The £5 billion organisation, which is responsible for healthcare education and workforce planning, has confirmed plans to find £7 million worth of savings in a review of staff employed by it’s 13 local education and training boards. The proposed review will commence in October.

The HEE has already undergone drastic changes, re-organising roles by swapping senior posts for the creation of four new national directors, as part of plans to cut running costs by 20% (approximately £17 million) by next March.

Creating savings

Other ways the HEE plans to make savings include £4 million from stopping recurrent under spending; £3 million on non pay costs such as estates and procurement costs; as well as reducing back office running costs by £1 million.

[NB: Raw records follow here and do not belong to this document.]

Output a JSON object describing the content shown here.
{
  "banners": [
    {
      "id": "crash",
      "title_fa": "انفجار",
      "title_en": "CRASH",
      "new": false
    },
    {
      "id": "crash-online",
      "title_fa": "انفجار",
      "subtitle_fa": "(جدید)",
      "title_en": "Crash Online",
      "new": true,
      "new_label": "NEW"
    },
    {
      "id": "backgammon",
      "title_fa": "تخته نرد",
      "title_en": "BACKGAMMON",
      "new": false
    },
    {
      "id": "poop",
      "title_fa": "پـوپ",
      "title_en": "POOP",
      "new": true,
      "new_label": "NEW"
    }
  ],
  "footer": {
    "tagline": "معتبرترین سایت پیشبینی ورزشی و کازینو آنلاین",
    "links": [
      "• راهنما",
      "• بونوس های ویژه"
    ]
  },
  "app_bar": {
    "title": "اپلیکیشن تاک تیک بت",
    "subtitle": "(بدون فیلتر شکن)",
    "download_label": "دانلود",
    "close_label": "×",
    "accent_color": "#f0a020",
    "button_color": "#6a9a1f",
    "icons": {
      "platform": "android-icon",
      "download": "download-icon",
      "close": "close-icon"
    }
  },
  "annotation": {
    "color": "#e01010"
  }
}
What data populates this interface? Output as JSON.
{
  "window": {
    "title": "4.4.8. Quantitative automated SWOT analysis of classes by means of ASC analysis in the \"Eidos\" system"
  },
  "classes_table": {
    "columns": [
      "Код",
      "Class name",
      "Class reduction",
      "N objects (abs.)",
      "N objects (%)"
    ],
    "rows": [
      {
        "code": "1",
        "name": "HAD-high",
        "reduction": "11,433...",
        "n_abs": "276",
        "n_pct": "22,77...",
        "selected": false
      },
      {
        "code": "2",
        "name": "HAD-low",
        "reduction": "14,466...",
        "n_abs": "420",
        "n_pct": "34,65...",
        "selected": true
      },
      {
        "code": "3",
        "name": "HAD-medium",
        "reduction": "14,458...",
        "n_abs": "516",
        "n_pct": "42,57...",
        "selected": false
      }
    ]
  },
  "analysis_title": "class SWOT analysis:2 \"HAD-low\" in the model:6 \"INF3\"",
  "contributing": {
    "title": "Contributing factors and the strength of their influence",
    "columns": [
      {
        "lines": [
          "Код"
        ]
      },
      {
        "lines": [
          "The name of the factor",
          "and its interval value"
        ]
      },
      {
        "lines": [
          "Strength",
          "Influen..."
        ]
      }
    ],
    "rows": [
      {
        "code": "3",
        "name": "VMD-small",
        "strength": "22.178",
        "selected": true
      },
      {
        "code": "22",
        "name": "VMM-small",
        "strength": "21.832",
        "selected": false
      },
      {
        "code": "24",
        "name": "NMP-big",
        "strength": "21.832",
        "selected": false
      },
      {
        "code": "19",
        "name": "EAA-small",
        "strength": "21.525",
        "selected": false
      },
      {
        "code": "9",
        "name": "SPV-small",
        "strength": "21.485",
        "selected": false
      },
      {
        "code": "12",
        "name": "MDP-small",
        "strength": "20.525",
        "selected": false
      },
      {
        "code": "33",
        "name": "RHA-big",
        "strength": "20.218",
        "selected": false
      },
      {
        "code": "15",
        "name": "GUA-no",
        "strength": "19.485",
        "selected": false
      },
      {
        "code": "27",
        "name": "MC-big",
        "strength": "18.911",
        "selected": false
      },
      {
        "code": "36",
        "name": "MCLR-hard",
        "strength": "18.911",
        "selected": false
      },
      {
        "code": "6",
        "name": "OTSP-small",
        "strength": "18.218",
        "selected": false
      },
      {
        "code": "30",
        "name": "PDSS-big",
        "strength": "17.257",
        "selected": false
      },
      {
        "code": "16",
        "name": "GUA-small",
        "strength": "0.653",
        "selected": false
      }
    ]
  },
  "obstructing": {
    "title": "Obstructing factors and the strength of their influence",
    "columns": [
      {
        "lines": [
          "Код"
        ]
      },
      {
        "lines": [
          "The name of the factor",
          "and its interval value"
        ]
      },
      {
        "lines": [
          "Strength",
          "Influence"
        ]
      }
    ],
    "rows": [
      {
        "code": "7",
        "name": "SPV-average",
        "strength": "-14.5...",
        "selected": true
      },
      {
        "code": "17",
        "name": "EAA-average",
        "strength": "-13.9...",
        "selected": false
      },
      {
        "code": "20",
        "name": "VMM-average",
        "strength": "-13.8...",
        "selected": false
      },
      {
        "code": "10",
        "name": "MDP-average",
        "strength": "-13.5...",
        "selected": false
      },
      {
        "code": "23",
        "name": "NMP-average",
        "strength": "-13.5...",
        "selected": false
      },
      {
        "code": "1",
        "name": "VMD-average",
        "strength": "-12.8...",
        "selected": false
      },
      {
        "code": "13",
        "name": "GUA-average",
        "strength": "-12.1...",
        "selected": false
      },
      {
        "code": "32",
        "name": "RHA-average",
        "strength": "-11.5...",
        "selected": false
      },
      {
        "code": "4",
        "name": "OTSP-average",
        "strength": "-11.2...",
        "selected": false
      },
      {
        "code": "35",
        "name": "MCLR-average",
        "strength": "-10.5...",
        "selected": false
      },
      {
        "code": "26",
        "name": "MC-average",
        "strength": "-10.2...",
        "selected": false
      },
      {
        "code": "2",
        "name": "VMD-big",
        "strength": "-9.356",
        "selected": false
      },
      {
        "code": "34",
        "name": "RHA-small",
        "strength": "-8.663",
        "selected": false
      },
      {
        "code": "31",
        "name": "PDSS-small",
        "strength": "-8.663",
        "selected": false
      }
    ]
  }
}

An HEE spokeswoman told the HSJ “We are already identifying much of the required savings from restrictions on recruitment and the use of agency staff, reviewing current vacancies, reducing travel and accommodation costs, an estates review including leases on over 40 properties and better procurement. We need to improve the way we work and we cannot continue to have 14 different approaches to procurement, information governance or a host of other procedures. Staff recognise that we can’t work in the same way as we do now; with a 20% reduction in running costs it would not be fair or sustainable.”

Dame Jessica Corner, chair of the Council of Deans Health, said “We understand Health Education England needs to reduce costs and streamline some of the commissioning and back office functions. But I am worried some of the great local partnership working that we have worked hard to build over the last year between trusts, universities and LETB’s may be undermined in another re-organisation. There is a risk that the voice on education for nurses and allied health professionals will be diminished in the new structures.”

Ieuan Ellis, dean of health at Leeds Metropolitan University said “The timing and pace of the proposed changes appear premature and risk de-stabilising new LETB workforce planning and education commissioning structures and functions before these have become properly embedded or evaluated.”